- tax havens (paradis fiscaux)
- offshore gambling sites
- flags of convenience
- nationality for sale
What is notable here however is the EU's apparent willingness to destroy a pillar of the Cypriot, erm, "economy": its status as a tax haven for wealthy Russians. Alike Iceland, the creation of an outsized financial industry relative to the "real" economy did not bode well when global economic conditions turned sour. Sure it does the touristy and shipping stuff as well, but its bread and butter has really been (dodgy?) finance. With the EU-IMF bailout in place, things will change drastically in this respect:
The overall impact will be a dramatic change for Cyprus’s economy. Over the past 30 years, since the fall of the Berlin Wall, the island has banked on its ability to attract money from Russia and elsewhere as an offshore center. Oversight has been tightened up since Cyprus joined the E.U. in 2004, but it remains relatively lax by international standards, and foreign companies pay a flat tax rate of just 10%. For a while the strategy seemed to work well; Cyprus built up a gargantuan banking industry, which is currently about five times the size of its total economy, according to Standard & Poor’s.

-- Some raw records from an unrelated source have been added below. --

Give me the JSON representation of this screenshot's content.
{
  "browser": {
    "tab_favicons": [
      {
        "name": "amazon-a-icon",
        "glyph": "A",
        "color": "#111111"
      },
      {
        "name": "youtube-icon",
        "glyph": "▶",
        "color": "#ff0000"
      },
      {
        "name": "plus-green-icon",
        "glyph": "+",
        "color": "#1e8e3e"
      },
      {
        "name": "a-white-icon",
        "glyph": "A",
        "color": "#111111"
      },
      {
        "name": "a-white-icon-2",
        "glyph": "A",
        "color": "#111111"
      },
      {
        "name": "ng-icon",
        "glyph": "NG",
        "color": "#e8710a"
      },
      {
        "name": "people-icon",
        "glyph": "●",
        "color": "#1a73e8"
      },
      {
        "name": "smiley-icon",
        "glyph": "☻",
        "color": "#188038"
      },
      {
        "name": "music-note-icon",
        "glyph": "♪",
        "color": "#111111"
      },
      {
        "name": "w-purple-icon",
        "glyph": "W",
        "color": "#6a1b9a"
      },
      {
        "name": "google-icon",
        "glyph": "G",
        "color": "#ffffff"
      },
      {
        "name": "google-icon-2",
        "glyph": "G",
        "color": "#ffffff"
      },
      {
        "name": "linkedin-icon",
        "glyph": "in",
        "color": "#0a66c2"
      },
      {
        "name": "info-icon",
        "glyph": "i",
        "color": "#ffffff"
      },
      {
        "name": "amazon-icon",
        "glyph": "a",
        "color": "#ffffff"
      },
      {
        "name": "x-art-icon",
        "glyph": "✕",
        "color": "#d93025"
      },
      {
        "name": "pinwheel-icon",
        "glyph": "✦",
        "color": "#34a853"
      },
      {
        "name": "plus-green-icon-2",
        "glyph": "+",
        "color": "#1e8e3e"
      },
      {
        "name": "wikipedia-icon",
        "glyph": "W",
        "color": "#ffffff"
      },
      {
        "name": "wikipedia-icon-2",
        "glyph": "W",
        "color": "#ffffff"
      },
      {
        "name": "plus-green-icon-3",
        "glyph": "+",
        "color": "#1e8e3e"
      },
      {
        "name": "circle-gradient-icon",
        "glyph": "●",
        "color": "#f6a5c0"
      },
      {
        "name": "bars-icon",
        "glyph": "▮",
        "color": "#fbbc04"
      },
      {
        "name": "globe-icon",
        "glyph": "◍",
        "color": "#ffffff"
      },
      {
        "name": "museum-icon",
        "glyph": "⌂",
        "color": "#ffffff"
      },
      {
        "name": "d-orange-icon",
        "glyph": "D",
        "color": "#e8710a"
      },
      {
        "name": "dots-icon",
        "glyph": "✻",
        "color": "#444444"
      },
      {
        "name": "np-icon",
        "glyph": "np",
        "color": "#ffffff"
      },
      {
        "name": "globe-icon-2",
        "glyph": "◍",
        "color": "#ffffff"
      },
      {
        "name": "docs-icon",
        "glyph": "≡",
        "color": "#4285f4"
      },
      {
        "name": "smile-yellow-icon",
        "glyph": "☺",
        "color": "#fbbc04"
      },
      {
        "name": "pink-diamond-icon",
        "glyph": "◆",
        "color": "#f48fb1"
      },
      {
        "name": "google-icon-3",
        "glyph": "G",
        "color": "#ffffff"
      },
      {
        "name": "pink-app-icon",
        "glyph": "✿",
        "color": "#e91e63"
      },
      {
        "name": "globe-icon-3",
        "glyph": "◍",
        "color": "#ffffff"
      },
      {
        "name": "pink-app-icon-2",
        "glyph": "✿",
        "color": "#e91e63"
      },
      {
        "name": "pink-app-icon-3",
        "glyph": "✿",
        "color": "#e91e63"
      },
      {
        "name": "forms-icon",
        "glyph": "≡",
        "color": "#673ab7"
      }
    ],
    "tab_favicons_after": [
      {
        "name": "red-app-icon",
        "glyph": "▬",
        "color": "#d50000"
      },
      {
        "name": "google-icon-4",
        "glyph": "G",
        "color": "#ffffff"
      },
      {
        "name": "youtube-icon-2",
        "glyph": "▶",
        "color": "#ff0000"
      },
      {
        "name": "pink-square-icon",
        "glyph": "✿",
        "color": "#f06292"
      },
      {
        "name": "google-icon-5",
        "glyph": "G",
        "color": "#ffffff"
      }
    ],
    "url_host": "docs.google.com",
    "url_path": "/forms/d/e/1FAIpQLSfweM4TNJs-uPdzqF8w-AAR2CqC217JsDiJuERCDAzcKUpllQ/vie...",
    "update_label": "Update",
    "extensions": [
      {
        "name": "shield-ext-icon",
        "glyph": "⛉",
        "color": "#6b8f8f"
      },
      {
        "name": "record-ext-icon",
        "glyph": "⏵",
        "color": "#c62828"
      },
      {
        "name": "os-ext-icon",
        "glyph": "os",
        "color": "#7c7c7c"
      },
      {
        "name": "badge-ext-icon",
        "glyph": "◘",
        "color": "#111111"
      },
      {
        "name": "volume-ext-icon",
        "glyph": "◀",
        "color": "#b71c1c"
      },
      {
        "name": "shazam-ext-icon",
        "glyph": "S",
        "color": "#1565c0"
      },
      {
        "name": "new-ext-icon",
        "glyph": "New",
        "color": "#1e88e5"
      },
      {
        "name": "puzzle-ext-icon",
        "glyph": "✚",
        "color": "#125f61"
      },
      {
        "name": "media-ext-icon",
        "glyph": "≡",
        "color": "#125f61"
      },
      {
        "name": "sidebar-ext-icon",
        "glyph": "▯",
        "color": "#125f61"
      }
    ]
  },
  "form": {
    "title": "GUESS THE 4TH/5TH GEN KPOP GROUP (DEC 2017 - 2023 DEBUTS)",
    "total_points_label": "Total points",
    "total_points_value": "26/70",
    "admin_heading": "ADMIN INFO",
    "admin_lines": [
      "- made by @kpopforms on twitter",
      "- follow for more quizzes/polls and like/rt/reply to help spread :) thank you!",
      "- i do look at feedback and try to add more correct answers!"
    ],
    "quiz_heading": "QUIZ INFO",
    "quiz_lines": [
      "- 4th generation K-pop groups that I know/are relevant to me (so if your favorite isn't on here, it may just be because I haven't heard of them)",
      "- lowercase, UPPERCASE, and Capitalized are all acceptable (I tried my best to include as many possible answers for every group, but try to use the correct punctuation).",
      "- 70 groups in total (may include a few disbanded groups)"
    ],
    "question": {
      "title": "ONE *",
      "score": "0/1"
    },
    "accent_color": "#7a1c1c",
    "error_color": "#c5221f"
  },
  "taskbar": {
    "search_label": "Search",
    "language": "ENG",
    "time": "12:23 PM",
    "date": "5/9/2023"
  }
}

About one-third of the $88 billion in deposits in those banks are from Russians, who have increasingly used the island’s banking system as a tax-sheltered conduit for their financial transactions worldwide. Indeed, Cyprus shows up in international statistics as a huge investor in Russia itself, as a result of “round-tripping” by Russians who didn’t entrust their money to their own national banking system. According to European Central Bank statistics, more than 40% of the deposits in Cyprus banks are in excess of $650,000
Another island economy which is having some challenges making ends meet are the Falklands. Obviously, it does not have many natural trade partners in South America since it's not only the Argentines who regard its British rule as an imperial-era throwback but nearly everyone else in the Southern hemisphere. Apparently, the list I prepared above was incomplete since the Falklands have been relying on fishing licenses for squid for revenues:

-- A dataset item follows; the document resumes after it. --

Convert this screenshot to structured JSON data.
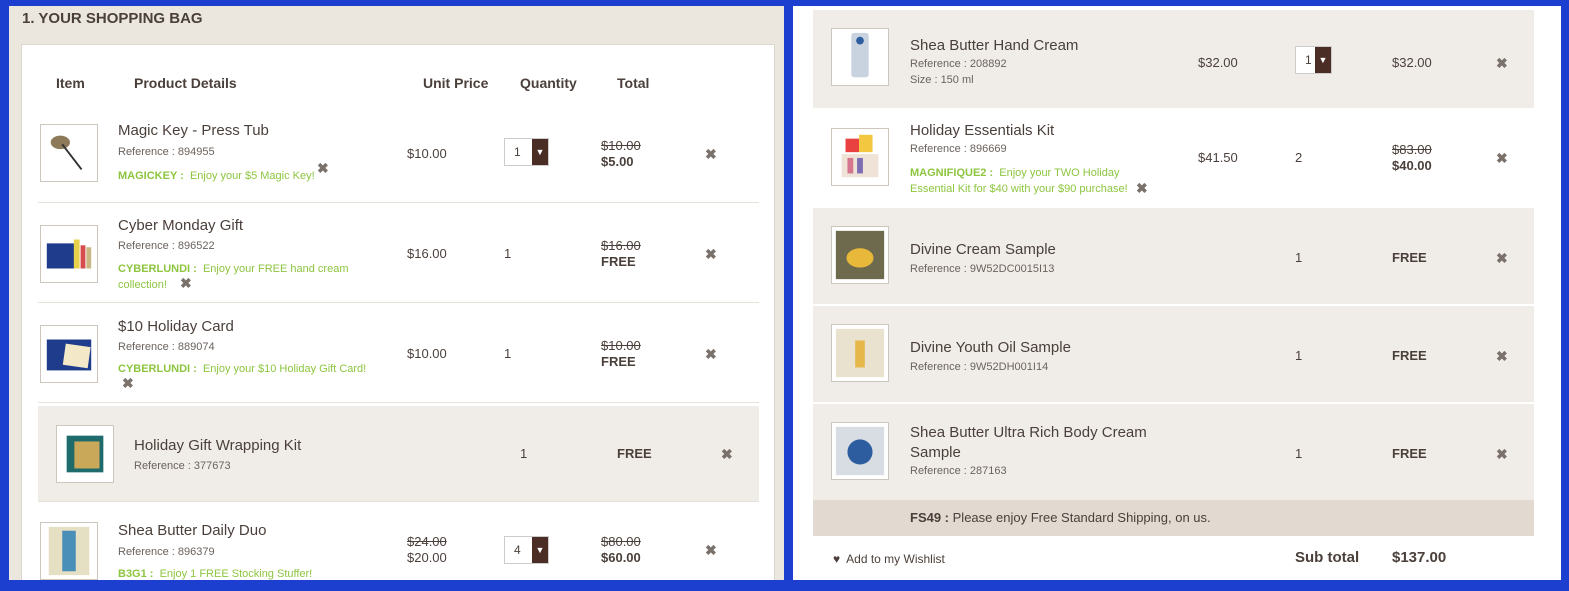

Squid licenses have provided about half the Falklands government's revenues over the years, ever since it showed it meant business by chasing an unlicensed Vietnamese shrimper all the way to South African waters, and firing into its hull along the way.That said, the Falkands conflict has created difficulties for this potentially lucrative activity insofar as both the British and the Argentines are suffering from the presence of a huge flotilla of illegal fishing vessels in search of squid that is said to be of largely Chinese origin. And speaking of their conflict, Argentina's navy hasn't fully recovered from the Falklands War, making it even more difficult to deter poachers:
Argentina pulled out of a fisheries management organization it had shared with Falklands in 2005. The lack of cooperation has left both sides ill-equipped to deal with the fleet scooping up squid just beyond their maritime boundaries, and sometimes within. "It's like the Wild West out there," said Milko Schvartzman, who campaigns against overfishing for Greenpeace International. "There are more than 200 boats out there all the time," and many routinely follow squid into Argentina's economic exclusion zone, he added. "Unfortunately the Argentine government doesn't have the naval capacity to continually control this area."

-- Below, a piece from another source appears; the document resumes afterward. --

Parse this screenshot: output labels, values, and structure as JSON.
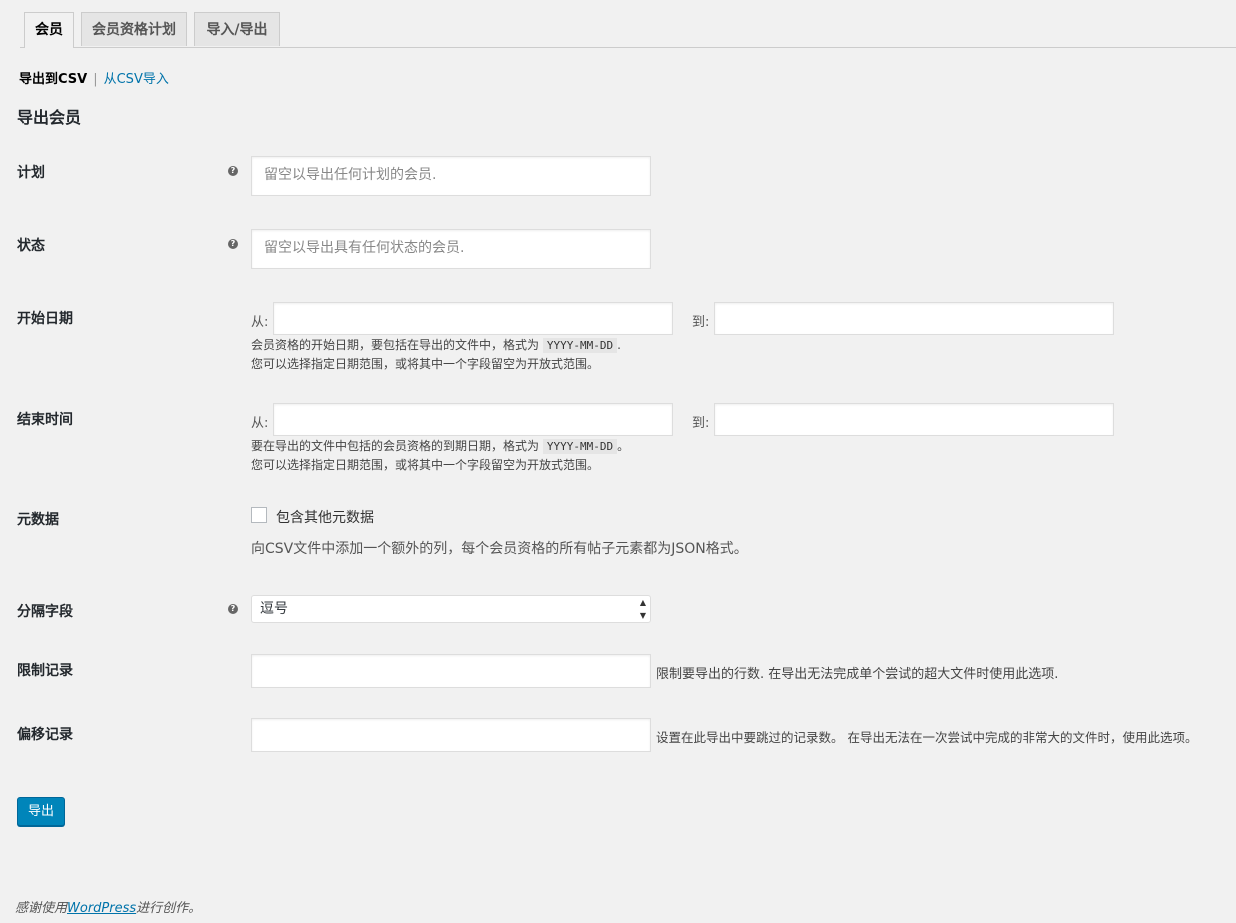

The Falklands are defended by British warships, planes and submarines, giving the fisheries agency considerable muscle to enforce licenses in its waters. But Argentina's navy has never recovered from its 1982 war against Britain for the islands, and its coast guard has just eight ships to cover more than 1 million square miles (2,800,000 square kilometers) of ocean, said its chief of maritime traffic, Mario Farinon.Farinon says the lack of seizures doesn't mean Argentina isn't trying. The coast guard always has at least one enforcement boat monitoring the squid fleet," he said, and "the important thing is not capturing them, but preventing them from coming in." Still, the problem is so big that it can be seen from space: Images of the Earth at night, taken by a NASA satellite last year, show darkness at sea the world over, except for this spot in the South Atlantic. There, 200 miles from the nearest coasts, the lights of this renegade fleet shine as brilliantly as a city.
As literally a common pool resource, both the Falklands and Argentina are harmed by the latter's inability to prevent overfishing as squid stocks diminish. After all, why pay for a fishing license what you can get for free in Argentina's supposed area of jurisdiction? It's interesting how formal Argentina-China economic cooperation in currencies is set against the backdrop of the latter being unwilling to discourage this kind of rampant poaching.
Make no mistake: island life ain't one of permanent vacation. Go ask the Cypriots or the Falklanders.